Sept. 9 (UPI) -- Researchers have developed a new method for analyzing satellite data to gauge the fire susceptibility of peatlands.
Peatlands offer extremely efficient carbon sequestration services. When they burn, high concentrations of CO2 are released into the atmosphere. Over the last 30 years, peatland fires in Asia have been increasing in size, severity and frequency.
"Although they only cover 3 percent of the world's land area, peatlands are estimated to contain 21 percent of the world's soil carbon," Nathan Dadap, doctoral candidate at Stanford University, said in a news release.
Dadap and his colleagues developed a new method for identifying regions of peatland most likely to burn. Their breakthrough was only possible as a result of the degradation of peatland forests in the region.
The conversion of so many tropical forests into palm oil plantations, allowed scientists to measure varying soil moisture levels across the region.

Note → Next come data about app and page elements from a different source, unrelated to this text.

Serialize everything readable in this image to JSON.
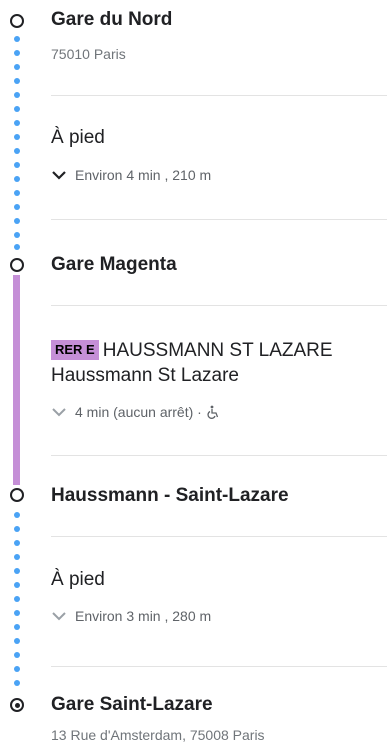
{
  "stops": [
    {
      "name": "Gare du Nord",
      "address": "75010 Paris"
    },
    {
      "name": "Gare Magenta"
    },
    {
      "name": "Haussmann - Saint-Lazare"
    },
    {
      "name": "Gare Saint-Lazare",
      "address": "13 Rue d'Amsterdam, 75008 Paris"
    }
  ],
  "legs": [
    {
      "mode": "À pied",
      "duration": "Environ 4 min , 210 m"
    },
    {
      "line_badge": "RER E",
      "line_text": "HAUSSMANN ST LAZARE Haussmann St Lazare",
      "details": "4 min (aucun arrêt) ·"
    },
    {
      "mode": "À pied",
      "duration": "Environ 3 min , 280 m"
    }
  ],
  "colors": {
    "walk_dot": "#4aa3f5",
    "rer_e": "#c58fd7",
    "text": "#202124",
    "secondary": "#70757a"
  },
  "icons": {
    "expand": "chevron-down-icon",
    "accessibility": "wheelchair-icon"
  }
}
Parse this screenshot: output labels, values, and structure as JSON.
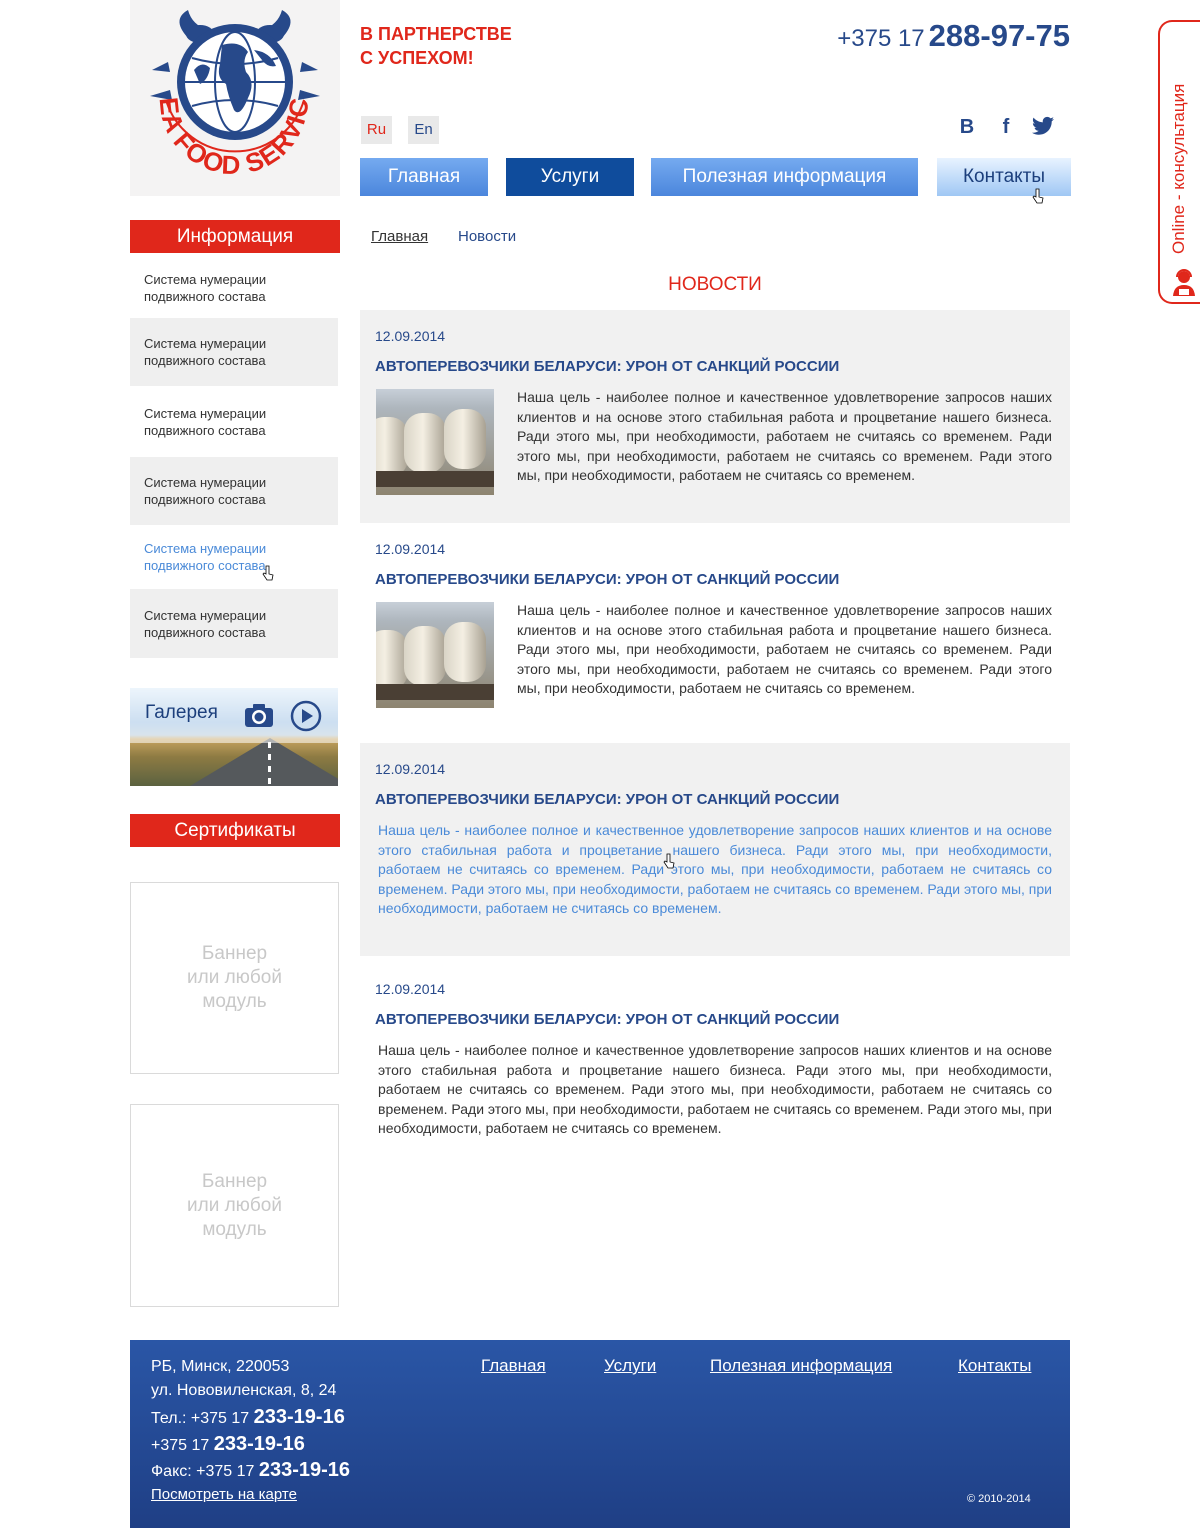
{
  "header": {
    "logo_text": "SEA FOOD SERVICE",
    "slogan_line1": "В ПАРТНЕРСТВЕ",
    "slogan_line2": "С УСПЕХОМ!",
    "phone_code": "+375 17",
    "phone_number": "288-97-75",
    "lang_ru": "Ru",
    "lang_en": "En",
    "social": {
      "vk": "B",
      "fb": "f"
    }
  },
  "nav": [
    {
      "label": "Главная"
    },
    {
      "label": "Услуги"
    },
    {
      "label": "Полезная информация"
    },
    {
      "label": "Контакты"
    }
  ],
  "sidebar": {
    "info_title": "Информация",
    "items": [
      {
        "line1": "Система нумерации",
        "line2": "подвижного состава"
      },
      {
        "line1": "Система нумерации",
        "line2": "подвижного состава"
      },
      {
        "line1": "Система нумерации",
        "line2": "подвижного состава"
      },
      {
        "line1": "Система нумерации",
        "line2": "подвижного состава"
      },
      {
        "line1": "Система нумерации",
        "line2": "подвижного состава"
      },
      {
        "line1": "Система нумерации",
        "line2": "подвижного состава"
      }
    ],
    "gallery_label": "Галерея",
    "cert_title": "Сертификаты",
    "banner_line1": "Баннер",
    "banner_line2": "или любой",
    "banner_line3": "модуль"
  },
  "breadcrumb": {
    "home": "Главная",
    "current": "Новости"
  },
  "page_title": "НОВОСТИ",
  "news": [
    {
      "date": "12.09.2014",
      "title": "АВТОПЕРЕВОЗЧИКИ БЕЛАРУСИ: УРОН ОТ САНКЦИЙ РОССИИ",
      "text": "Наша цель - наиболее полное и качественное удовлетворение запросов наших клиентов и на основе этого стабильная работа и процветание нашего бизнеса. Ради этого мы, при необходимости, работаем не считаясь со временем. Ради этого мы, при необходимости, работаем не считаясь со временем. Ради этого мы, при необходимости, работаем не считаясь со временем."
    },
    {
      "date": "12.09.2014",
      "title": "АВТОПЕРЕВОЗЧИКИ БЕЛАРУСИ: УРОН ОТ САНКЦИЙ РОССИИ",
      "text": "Наша цель - наиболее полное и качественное удовлетворение запросов наших клиентов и на основе этого стабильная работа и процветание нашего бизнеса. Ради этого мы, при необходимости, работаем не считаясь со временем. Ради этого мы, при необходимости, работаем не считаясь со временем. Ради этого мы, при необходимости, работаем не считаясь со временем."
    },
    {
      "date": "12.09.2014",
      "title": "АВТОПЕРЕВОЗЧИКИ БЕЛАРУСИ: УРОН ОТ САНКЦИЙ РОССИИ",
      "text": "Наша цель - наиболее полное и качественное удовлетворение запросов наших клиентов и на основе этого стабильная работа и процветание нашего бизнеса. Ради этого мы, при необходимости, работаем не считаясь со временем. Ради этого мы, при необходимости, работаем не считаясь со временем. Ради этого мы, при необходимости, работаем не считаясь со временем. Ради этого мы, при необходимости, работаем не считаясь со временем."
    },
    {
      "date": "12.09.2014",
      "title": "АВТОПЕРЕВОЗЧИКИ БЕЛАРУСИ: УРОН ОТ САНКЦИЙ РОССИИ",
      "text": "Наша цель - наиболее полное и качественное удовлетворение запросов наших клиентов и на основе этого стабильная работа и процветание нашего бизнеса. Ради этого мы, при необходимости, работаем не считаясь со временем. Ради этого мы, при необходимости, работаем не считаясь со временем. Ради этого мы, при необходимости, работаем не считаясь со временем. Ради этого мы, при необходимости, работаем не считаясь со временем."
    }
  ],
  "consult_label": "Online - консультация",
  "footer": {
    "address1": "РБ, Минск, 220053",
    "address2": "ул. Нововиленская, 8, 24",
    "tel_label": "Тел.: +375 17",
    "tel_num": "233-19-16",
    "tel2_label": "+375 17",
    "tel2_num": "233-19-16",
    "fax_label": "Факс: +375 17",
    "fax_num": "233-19-16",
    "map_link": "Посмотреть на карте",
    "links": [
      "Главная",
      "Услуги",
      "Полезная информация",
      "Контакты"
    ],
    "copyright": "© 2010-2014"
  },
  "colors": {
    "accent_red": "#e0271b",
    "brand_blue": "#27498a",
    "nav_active": "#0f4c9c",
    "link_hover": "#4a8ad8"
  },
  "icons": [
    "globe-crab-logo",
    "vk-icon",
    "facebook-icon",
    "twitter-icon",
    "camera-icon",
    "play-icon",
    "operator-icon",
    "hand-cursor-icon"
  ]
}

Ironically, the region's environmental degradation could end up helping officials protect and prevent fire among the most vulnerable patches of peatland.
Using satellite data and a new algorithm, scientists developed a way to gauge soil moisture across Asian peatlands. Currently, officials use precipitation to monitor fire risk, but authors of the new study -- published Monday in the journal Environmental Research Letters -- claim soil moisture is a more accurate predictor of fire susceptibility.
"The problem with using precipitation as an indicator is that it doesn't take into account the local conditions," Dadap said. "If one area has drainage canals and another does not, but you still have the same amount of precipitation, the one with canals still is going to have a much higher risk of fires. That's why we think that inclusion of soil moisture can be an important metric for capturing conditions on the ground."
Researchers were able to test the accuracy of their algorithm by comparing their findings with the results of a laboratory-based peat ignition study.
Peatland fires burn fast and spread quickly. They are extremely difficult to control. In 2015, drought and degraded soil combined to fuel hundreds of peatland fires across the island of Borneo. The massive fires caused extreme air pollution, which was blamed for 100,000 premature deaths in Indonesia, Malaysia and Singapore.
In studying the relationship between moisture levels and 2015 fires -- using data from NASA's Soil Moisture Active Passive mission -- researchers identified a key threshold. Below a certain level of moisture, ignited peatland fires tend to get especially big.
"That was probably the most shocking finding, since we were measuring soil moisture from the satellite -- it was a totally different method than this laboratory ignition study," Dadap said. "It was a pleasant surprise to have an independent comparison that seems to match up really well."